- [Exercise material]
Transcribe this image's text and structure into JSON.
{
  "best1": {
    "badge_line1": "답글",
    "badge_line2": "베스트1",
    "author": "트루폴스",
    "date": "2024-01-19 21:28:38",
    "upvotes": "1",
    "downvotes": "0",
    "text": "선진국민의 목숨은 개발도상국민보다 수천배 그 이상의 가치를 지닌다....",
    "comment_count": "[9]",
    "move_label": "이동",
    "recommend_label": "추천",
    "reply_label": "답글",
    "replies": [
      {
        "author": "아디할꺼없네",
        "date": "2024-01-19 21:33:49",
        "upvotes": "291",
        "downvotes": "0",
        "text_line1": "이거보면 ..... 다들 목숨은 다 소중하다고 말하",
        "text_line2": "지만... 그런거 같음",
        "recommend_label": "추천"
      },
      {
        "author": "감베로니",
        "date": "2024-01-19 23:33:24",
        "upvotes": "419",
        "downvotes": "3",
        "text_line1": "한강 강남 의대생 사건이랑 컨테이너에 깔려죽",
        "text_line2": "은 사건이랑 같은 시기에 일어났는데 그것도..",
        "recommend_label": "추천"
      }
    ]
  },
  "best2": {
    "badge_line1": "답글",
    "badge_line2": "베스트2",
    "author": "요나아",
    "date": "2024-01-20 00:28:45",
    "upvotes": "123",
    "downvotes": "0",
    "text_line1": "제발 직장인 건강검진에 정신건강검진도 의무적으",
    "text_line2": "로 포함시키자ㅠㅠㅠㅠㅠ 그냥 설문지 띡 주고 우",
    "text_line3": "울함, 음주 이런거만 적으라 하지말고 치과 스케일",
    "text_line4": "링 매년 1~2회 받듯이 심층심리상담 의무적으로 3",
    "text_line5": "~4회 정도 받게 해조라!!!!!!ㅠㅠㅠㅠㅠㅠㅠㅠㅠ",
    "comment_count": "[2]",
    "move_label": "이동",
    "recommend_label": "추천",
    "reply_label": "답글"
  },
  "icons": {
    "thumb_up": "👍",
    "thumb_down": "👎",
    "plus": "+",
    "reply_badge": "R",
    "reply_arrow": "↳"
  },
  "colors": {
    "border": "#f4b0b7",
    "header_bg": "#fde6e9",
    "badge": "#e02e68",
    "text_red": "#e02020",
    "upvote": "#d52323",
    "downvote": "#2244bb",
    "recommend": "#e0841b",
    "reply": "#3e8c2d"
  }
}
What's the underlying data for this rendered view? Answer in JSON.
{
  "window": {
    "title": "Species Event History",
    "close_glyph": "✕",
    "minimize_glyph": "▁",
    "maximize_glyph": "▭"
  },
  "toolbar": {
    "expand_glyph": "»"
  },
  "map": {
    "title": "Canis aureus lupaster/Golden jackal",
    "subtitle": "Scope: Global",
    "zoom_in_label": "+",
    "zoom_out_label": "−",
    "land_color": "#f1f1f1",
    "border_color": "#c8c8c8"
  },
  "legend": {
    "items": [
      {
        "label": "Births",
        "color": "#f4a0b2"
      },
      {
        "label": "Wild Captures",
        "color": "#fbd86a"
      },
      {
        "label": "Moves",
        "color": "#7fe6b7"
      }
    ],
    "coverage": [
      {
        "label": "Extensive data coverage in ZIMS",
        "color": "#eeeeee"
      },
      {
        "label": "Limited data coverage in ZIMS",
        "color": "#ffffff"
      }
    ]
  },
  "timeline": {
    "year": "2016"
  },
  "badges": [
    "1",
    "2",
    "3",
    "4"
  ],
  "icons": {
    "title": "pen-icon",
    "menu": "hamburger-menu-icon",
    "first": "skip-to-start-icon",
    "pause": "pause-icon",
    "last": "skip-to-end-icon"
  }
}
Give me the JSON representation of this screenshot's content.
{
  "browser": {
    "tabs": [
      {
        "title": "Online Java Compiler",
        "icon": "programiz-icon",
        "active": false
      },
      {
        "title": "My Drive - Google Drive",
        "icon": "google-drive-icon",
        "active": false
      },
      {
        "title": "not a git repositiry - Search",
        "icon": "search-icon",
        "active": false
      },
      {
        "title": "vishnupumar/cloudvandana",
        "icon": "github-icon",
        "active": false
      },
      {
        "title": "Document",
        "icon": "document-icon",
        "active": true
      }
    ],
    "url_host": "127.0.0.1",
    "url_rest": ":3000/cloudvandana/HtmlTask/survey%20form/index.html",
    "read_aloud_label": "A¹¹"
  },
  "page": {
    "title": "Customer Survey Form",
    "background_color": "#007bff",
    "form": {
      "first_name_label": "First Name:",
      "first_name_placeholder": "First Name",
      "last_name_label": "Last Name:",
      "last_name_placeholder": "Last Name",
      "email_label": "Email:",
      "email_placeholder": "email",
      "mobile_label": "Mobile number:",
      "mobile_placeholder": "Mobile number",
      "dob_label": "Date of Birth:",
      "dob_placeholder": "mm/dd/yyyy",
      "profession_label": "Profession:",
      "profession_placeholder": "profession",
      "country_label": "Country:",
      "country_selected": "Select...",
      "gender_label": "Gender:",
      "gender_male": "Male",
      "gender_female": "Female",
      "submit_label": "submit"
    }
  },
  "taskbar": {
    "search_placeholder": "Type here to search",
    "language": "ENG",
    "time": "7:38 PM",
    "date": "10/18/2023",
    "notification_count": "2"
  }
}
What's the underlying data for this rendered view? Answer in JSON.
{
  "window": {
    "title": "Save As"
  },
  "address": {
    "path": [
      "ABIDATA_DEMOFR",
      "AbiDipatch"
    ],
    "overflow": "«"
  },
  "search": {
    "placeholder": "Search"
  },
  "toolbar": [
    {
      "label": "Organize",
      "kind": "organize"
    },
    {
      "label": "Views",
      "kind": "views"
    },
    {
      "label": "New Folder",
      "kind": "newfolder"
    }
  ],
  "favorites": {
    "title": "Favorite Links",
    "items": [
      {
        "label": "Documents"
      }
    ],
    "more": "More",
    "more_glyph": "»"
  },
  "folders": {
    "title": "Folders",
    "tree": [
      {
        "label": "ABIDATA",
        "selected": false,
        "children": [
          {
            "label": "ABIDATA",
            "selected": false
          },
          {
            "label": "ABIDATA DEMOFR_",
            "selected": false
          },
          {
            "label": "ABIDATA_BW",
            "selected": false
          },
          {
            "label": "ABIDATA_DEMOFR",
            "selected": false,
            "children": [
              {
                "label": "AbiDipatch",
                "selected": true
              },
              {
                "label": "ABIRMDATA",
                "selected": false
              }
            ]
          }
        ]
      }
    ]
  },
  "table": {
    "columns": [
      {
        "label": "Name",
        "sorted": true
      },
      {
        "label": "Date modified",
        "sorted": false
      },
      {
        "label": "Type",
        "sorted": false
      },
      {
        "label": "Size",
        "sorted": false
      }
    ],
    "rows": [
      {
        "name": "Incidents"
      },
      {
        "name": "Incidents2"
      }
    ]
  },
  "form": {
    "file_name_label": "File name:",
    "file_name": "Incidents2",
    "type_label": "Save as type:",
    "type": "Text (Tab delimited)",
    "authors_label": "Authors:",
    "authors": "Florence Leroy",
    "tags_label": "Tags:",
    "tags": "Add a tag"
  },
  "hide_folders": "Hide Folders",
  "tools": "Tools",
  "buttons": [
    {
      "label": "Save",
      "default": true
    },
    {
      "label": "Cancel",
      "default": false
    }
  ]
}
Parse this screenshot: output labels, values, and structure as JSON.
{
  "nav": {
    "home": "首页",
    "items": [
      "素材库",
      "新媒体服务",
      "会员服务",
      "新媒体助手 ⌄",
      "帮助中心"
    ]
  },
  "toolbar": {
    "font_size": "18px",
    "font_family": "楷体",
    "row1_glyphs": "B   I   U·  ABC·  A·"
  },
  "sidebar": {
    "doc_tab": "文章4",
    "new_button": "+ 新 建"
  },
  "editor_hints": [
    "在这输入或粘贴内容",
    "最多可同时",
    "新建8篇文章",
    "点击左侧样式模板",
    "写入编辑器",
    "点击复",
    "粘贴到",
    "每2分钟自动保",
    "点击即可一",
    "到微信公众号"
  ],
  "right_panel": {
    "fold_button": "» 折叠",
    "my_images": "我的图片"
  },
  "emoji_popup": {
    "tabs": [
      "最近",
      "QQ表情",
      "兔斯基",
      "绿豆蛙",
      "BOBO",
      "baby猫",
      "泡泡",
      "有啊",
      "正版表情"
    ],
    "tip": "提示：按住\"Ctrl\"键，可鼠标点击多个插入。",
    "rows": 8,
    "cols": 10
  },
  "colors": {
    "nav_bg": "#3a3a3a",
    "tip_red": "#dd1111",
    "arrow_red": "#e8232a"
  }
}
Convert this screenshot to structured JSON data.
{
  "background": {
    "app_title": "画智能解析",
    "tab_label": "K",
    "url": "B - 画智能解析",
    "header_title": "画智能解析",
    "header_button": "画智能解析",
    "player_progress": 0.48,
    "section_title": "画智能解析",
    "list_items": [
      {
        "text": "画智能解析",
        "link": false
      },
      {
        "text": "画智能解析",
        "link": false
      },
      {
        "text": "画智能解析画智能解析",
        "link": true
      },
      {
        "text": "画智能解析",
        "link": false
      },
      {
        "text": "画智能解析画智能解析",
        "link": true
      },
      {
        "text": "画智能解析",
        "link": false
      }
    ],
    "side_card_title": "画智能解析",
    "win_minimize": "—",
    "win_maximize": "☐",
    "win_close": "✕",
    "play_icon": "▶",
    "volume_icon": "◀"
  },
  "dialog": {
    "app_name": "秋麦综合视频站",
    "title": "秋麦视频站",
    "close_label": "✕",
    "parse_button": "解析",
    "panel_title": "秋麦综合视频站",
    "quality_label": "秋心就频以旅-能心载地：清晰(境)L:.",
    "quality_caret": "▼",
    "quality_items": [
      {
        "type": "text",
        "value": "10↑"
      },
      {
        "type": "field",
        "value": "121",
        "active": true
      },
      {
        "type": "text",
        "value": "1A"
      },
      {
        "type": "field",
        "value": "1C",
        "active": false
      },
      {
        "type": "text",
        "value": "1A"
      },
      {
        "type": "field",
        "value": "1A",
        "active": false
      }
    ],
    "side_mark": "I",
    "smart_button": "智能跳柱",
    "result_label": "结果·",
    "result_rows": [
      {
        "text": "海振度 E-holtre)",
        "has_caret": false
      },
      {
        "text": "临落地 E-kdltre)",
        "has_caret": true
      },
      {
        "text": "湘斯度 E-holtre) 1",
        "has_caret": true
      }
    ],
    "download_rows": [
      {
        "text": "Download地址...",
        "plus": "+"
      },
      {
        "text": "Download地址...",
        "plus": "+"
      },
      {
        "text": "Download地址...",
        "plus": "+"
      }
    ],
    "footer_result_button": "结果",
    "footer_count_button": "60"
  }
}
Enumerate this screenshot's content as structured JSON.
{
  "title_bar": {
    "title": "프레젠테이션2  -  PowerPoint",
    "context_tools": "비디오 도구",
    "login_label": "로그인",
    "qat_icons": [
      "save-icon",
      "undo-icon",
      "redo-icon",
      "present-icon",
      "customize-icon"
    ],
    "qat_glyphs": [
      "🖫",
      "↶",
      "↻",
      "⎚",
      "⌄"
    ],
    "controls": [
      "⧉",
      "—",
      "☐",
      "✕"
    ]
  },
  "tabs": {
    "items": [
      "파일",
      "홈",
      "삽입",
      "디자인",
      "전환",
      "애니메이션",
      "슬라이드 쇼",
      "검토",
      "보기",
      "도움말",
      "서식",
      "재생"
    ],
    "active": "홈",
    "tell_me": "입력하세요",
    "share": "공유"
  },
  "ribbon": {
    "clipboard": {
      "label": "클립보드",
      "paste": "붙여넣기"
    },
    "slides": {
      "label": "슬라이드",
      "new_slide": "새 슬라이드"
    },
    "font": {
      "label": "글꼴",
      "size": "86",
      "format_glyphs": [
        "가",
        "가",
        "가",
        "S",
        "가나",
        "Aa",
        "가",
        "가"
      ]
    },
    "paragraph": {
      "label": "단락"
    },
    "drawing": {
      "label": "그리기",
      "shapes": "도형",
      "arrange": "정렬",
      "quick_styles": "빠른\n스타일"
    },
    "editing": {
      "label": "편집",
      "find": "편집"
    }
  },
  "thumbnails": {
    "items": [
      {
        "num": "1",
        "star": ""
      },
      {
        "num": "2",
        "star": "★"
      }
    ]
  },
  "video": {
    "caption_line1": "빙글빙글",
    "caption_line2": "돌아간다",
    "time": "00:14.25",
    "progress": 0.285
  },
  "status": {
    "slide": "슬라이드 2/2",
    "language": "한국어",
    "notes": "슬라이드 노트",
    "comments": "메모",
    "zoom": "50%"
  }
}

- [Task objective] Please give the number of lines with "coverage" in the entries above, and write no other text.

- [Solution] 3